We, as funders, could suggest technical support and training for these organizations so they can better merge with our systems, but in many cases, the members of these groups are already overextended and feel unprepared to go through the time-consuming and sometimes protracted process of becoming “legit.” Some of them may also face significant language barriers that make the process doubly daunting; others mayhave no cultural knowledge of what a foundation is and may feel suspicious of the process. Once again, this begs the question: how can we change our own internal systems to acknowledge the contributions of small, grassroots immigrant groups and facilitate their access to our funding?

I've spent the better part of my fellowship just learning to formulate my questions, so I can't claim to have comprehensive answers yet. There are however, some possible solutions I've begun to formulate.

Can we collaborate with intermediary organizations to regrant funds to these grassroots and for-profit entities? When designating grantees for donor-advised funds, can we think beyond our established NPOs and recommend organizations that function effectively beyond our current organizational limits?

Can we offer technical assistance focused on helping, say, immigrant folk dance groups to form a group with local peer organizations, thereby allowing them to pursue fiscal sponsorship together, lightening their workloads, and offering opportunities for information exchange and stronger local relationships?

What if we worked with immigrant practitioners by re-designating our grants and calling them “contracts” so they would not have to procure fiscal sponsors, thereby simplifying their process and saving them the expense of fiscal sponsor fees?

Should we create more departmental awards rather akin to the San Francisco Foundation's community leadership awards, that would allow us to support work that is hybridized across disciplines, is structurally different from what we usually fund, or is otherwise a risky stretch for us?

And finally, can we enlarge the funding pie by identifying a compelling need, collaborating with appropriate partners, and finding new sources of individual and institutional funding for our innovative problem solving?

In closing, I'd like to express my gratitude for the San Francisco Foundation and the Multicultural Fellowship Program. The discipline of self-analysis, re-evaluation, and attention to the gaps will stay with me as I move on to new institutions, new projects, and hopefully, new solutions.

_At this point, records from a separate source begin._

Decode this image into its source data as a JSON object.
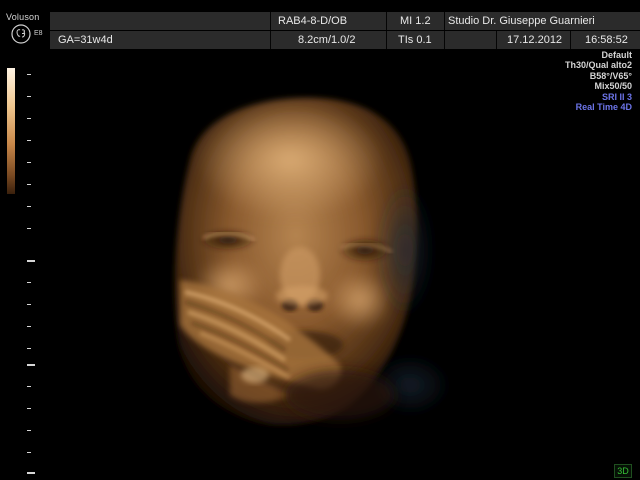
{
  "device": {
    "brand": "Voluson",
    "model": "E8",
    "logo_icon": "ge-logo-icon"
  },
  "header": {
    "row1": {
      "probe": "RAB4-8-D/OB",
      "mi": "MI  1.2",
      "institution": "Studio Dr. Giuseppe Guarnieri"
    },
    "row2": {
      "ga": "GA=31w4d",
      "depth": "8.2cm/1.0/2",
      "tis": "TIs  0.1",
      "date": "17.12.2012",
      "time": "16:58:52"
    }
  },
  "parameters": {
    "lines": [
      "Default",
      "Th30/Qual alto2",
      "B58°/V65°",
      "Mix50/50"
    ],
    "blue_lines": [
      "SRI II 3",
      "Real Time 4D"
    ],
    "blue_color": "#6c74e8"
  },
  "image": {
    "description_icon": "fetal-face-render",
    "tint_color": "#c8884a"
  },
  "mode_indicator": "3D"
}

Jaime Cortez is a San Francisco Bay Area artist, cultural worker, and arts consultant.